* _Directions_
Take the data that sits below and write it out again exactly.

* _Information_

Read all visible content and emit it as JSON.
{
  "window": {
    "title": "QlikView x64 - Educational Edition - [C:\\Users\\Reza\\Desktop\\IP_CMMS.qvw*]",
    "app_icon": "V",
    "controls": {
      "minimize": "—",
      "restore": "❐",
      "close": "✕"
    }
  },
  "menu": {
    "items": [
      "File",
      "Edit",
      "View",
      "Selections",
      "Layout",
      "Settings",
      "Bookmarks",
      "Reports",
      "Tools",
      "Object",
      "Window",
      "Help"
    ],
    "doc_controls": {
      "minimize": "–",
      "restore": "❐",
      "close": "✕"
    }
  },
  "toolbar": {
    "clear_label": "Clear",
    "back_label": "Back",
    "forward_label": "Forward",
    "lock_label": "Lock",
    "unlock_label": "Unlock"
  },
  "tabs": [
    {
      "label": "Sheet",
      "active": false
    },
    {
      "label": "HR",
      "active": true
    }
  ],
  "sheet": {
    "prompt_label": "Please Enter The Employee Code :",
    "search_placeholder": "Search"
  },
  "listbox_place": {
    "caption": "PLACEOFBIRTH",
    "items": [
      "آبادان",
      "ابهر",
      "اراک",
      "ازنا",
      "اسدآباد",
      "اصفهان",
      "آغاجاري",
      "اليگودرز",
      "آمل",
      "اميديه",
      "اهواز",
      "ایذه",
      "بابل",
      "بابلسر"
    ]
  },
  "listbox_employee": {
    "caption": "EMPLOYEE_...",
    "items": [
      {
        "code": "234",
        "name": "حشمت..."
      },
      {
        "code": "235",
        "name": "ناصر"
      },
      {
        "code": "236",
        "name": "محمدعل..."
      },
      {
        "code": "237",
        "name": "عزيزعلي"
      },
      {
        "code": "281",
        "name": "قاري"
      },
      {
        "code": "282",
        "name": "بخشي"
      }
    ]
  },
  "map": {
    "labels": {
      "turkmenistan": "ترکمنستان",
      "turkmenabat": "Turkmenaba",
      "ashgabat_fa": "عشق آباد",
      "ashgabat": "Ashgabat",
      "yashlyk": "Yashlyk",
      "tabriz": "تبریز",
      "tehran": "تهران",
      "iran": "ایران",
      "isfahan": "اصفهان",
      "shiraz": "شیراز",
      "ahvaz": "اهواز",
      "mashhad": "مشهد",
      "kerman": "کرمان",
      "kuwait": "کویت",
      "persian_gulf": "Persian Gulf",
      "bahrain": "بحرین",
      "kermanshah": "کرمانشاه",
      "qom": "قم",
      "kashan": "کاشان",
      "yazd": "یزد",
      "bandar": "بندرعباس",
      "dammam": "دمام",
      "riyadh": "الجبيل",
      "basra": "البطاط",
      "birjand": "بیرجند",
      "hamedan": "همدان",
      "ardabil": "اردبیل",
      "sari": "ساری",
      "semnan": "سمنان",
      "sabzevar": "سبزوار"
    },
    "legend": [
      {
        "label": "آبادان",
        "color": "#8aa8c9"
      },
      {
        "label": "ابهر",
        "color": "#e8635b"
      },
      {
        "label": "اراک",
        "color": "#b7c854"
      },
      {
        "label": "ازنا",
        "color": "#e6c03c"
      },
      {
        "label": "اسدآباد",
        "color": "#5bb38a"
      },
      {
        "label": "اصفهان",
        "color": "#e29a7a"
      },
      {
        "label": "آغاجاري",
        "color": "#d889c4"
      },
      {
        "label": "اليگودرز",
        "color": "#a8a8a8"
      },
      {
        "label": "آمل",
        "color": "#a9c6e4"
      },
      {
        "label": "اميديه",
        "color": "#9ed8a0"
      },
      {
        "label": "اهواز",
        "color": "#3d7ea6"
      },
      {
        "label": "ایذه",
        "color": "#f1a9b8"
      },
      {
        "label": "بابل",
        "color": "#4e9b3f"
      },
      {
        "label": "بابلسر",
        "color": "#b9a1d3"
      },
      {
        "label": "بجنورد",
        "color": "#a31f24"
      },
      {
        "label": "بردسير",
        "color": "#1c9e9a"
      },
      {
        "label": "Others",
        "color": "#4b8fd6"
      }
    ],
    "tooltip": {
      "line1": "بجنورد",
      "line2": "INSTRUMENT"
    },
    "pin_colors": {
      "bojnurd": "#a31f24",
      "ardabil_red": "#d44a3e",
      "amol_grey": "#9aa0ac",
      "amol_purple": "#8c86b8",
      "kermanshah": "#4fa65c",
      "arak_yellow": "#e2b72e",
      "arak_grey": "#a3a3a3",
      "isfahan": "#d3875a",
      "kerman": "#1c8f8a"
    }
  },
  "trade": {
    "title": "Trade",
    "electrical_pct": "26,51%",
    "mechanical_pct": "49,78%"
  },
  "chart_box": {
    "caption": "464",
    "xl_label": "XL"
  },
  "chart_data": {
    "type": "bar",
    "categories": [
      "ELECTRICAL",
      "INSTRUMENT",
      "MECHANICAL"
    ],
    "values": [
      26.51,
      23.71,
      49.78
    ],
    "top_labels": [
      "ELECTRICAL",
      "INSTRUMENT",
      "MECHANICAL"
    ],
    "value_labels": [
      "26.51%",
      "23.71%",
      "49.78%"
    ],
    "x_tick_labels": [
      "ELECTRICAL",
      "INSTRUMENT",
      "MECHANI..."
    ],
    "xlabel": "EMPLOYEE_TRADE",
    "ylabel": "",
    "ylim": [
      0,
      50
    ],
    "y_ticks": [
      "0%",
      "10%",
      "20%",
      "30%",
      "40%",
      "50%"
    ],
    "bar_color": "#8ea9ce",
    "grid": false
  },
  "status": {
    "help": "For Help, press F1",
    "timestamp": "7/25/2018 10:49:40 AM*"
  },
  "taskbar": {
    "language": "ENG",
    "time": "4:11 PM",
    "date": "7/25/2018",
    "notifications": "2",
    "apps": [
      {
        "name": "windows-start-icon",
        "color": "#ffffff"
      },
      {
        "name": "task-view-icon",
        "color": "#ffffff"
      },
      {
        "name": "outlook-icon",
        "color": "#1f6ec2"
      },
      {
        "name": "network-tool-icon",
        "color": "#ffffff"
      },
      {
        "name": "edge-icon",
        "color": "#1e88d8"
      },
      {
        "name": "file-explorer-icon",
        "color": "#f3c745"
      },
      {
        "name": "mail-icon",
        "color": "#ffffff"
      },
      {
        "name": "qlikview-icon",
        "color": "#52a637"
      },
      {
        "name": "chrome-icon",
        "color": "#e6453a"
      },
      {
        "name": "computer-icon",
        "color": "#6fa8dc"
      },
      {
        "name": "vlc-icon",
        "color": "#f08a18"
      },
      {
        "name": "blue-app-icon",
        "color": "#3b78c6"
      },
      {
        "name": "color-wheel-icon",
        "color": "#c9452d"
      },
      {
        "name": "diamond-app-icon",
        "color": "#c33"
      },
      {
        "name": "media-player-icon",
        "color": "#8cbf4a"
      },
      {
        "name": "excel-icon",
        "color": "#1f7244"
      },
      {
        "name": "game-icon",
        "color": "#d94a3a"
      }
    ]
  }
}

* _Exercise answer_
Read all visible content and emit it as JSON.
{
  "window": {
    "title": "QlikView x64 - Educational Edition - [C:\\Users\\Reza\\Desktop\\IP_CMMS.qvw*]",
    "app_icon": "V",
    "controls": {
      "minimize": "—",
      "restore": "❐",
      "close": "✕"
    }
  },
  "menu": {
    "items": [
      "File",
      "Edit",
      "View",
      "Selections",
      "Layout",
      "Settings",
      "Bookmarks",
      "Reports",
      "Tools",
      "Object",
      "Window",
      "Help"
    ],
    "doc_controls": {
      "minimize": "–",
      "restore": "❐",
      "close": "✕"
    }
  },
  "toolbar": {
    "clear_label": "Clear",
    "back_label": "Back",
    "forward_label": "Forward",
    "lock_label": "Lock",
    "unlock_label": "Unlock"
  },
  "tabs": [
    {
      "label": "Sheet",
      "active": false
    },
    {
      "label": "HR",
      "active": true
    }
  ],
  "sheet": {
    "prompt_label": "Please Enter The Employee Code :",
    "search_placeholder": "Search"
  },
  "listbox_place": {
    "caption": "PLACEOFBIRTH",
    "items": [
      "آبادان",
      "ابهر",
      "اراک",
      "ازنا",
      "اسدآباد",
      "اصفهان",
      "آغاجاري",
      "اليگودرز",
      "آمل",
      "اميديه",
      "اهواز",
      "ایذه",
      "بابل",
      "بابلسر"
    ]
  },
  "listbox_employee": {
    "caption": "EMPLOYEE_...",
    "items": [
      {
        "code": "234",
        "name": "حشمت..."
      },
      {
        "code": "235",
        "name": "ناصر"
      },
      {
        "code": "236",
        "name": "محمدعل..."
      },
      {
        "code": "237",
        "name": "عزيزعلي"
      },
      {
        "code": "281",
        "name": "قاري"
      },
      {
        "code": "282",
        "name": "بخشي"
      }
    ]
  },
  "map": {
    "labels": {
      "turkmenistan": "ترکمنستان",
      "turkmenabat": "Turkmenaba",
      "ashgabat_fa": "عشق آباد",
      "ashgabat": "Ashgabat",
      "yashlyk": "Yashlyk",
      "tabriz": "تبریز",
      "tehran": "تهران",
      "iran": "ایران",
      "isfahan": "اصفهان",
      "shiraz": "شیراز",
      "ahvaz": "اهواز",
      "mashhad": "مشهد",
      "kerman": "کرمان",
      "kuwait": "کویت",
      "persian_gulf": "Persian Gulf",
      "bahrain": "بحرین",
      "kermanshah": "کرمانشاه",
      "qom": "قم",
      "kashan": "کاشان",
      "yazd": "یزد",
      "bandar": "بندرعباس",
      "dammam": "دمام",
      "riyadh": "الجبيل",
      "basra": "البطاط",
      "birjand": "بیرجند",
      "hamedan": "همدان",
      "ardabil": "اردبیل",
      "sari": "ساری",
      "semnan": "سمنان",
      "sabzevar": "سبزوار"
    },
    "legend": [
      {
        "label": "آبادان",
        "color": "#8aa8c9"
      },
      {
        "label": "ابهر",
        "color": "#e8635b"
      },
      {
        "label": "اراک",
        "color": "#b7c854"
      },
      {
        "label": "ازنا",
        "color": "#e6c03c"
      },
      {
        "label": "اسدآباد",
        "color": "#5bb38a"
      },
      {
        "label": "اصفهان",
        "color": "#e29a7a"
      },
      {
        "label": "آغاجاري",
        "color": "#d889c4"
      },
      {
        "label": "اليگودرز",
        "color": "#a8a8a8"
      },
      {
        "label": "آمل",
        "color": "#a9c6e4"
      },
      {
        "label": "اميديه",
        "color": "#9ed8a0"
      },
      {
        "label": "اهواز",
        "color": "#3d7ea6"
      },
      {
        "label": "ایذه",
        "color": "#f1a9b8"
      },
      {
        "label": "بابل",
        "color": "#4e9b3f"
      },
      {
        "label": "بابلسر",
        "color": "#b9a1d3"
      },
      {
        "label": "بجنورد",
        "color": "#a31f24"
      },
      {
        "label": "بردسير",
        "color": "#1c9e9a"
      },
      {
        "label": "Others",
        "color": "#4b8fd6"
      }
    ],
    "tooltip": {
      "line1": "بجنورد",
      "line2": "INSTRUMENT"
    },
    "pin_colors": {
      "bojnurd": "#a31f24",
      "ardabil_red": "#d44a3e",
      "amol_grey": "#9aa0ac",
      "amol_purple": "#8c86b8",
      "kermanshah": "#4fa65c",
      "arak_yellow": "#e2b72e",
      "arak_grey": "#a3a3a3",
      "isfahan": "#d3875a",
      "kerman": "#1c8f8a"
    }
  },
  "trade": {
    "title": "Trade",
    "electrical_pct": "26,51%",
    "mechanical_pct": "49,78%"
  },
  "chart_box": {
    "caption": "464",
    "xl_label": "XL"
  },
  "chart_data": {
    "type": "bar",
    "categories": [
      "ELECTRICAL",
      "INSTRUMENT",
      "MECHANICAL"
    ],
    "values": [
      26.51,
      23.71,
      49.78
    ],
    "top_labels": [
      "ELECTRICAL",
      "INSTRUMENT",
      "MECHANICAL"
    ],
    "value_labels": [
      "26.51%",
      "23.71%",
      "49.78%"
    ],
    "x_tick_labels": [
      "ELECTRICAL",
      "INSTRUMENT",
      "MECHANI..."
    ],
    "xlabel": "EMPLOYEE_TRADE",
    "ylabel": "",
    "ylim": [
      0,
      50
    ],
    "y_ticks": [
      "0%",
      "10%",
      "20%",
      "30%",
      "40%",
      "50%"
    ],
    "bar_color": "#8ea9ce",
    "grid": false
  },
  "status": {
    "help": "For Help, press F1",
    "timestamp": "7/25/2018 10:49:40 AM*"
  },
  "taskbar": {
    "language": "ENG",
    "time": "4:11 PM",
    "date": "7/25/2018",
    "notifications": "2",
    "apps": [
      {
        "name": "windows-start-icon",
        "color": "#ffffff"
      },
      {
        "name": "task-view-icon",
        "color": "#ffffff"
      },
      {
        "name": "outlook-icon",
        "color": "#1f6ec2"
      },
      {
        "name": "network-tool-icon",
        "color": "#ffffff"
      },
      {
        "name": "edge-icon",
        "color": "#1e88d8"
      },
      {
        "name": "file-explorer-icon",
        "color": "#f3c745"
      },
      {
        "name": "mail-icon",
        "color": "#ffffff"
      },
      {
        "name": "qlikview-icon",
        "color": "#52a637"
      },
      {
        "name": "chrome-icon",
        "color": "#e6453a"
      },
      {
        "name": "computer-icon",
        "color": "#6fa8dc"
      },
      {
        "name": "vlc-icon",
        "color": "#f08a18"
      },
      {
        "name": "blue-app-icon",
        "color": "#3b78c6"
      },
      {
        "name": "color-wheel-icon",
        "color": "#c9452d"
      },
      {
        "name": "diamond-app-icon",
        "color": "#c33"
      },
      {
        "name": "media-player-icon",
        "color": "#8cbf4a"
      },
      {
        "name": "excel-icon",
        "color": "#1f7244"
      },
      {
        "name": "game-icon",
        "color": "#d94a3a"
      }
    ]
  }
}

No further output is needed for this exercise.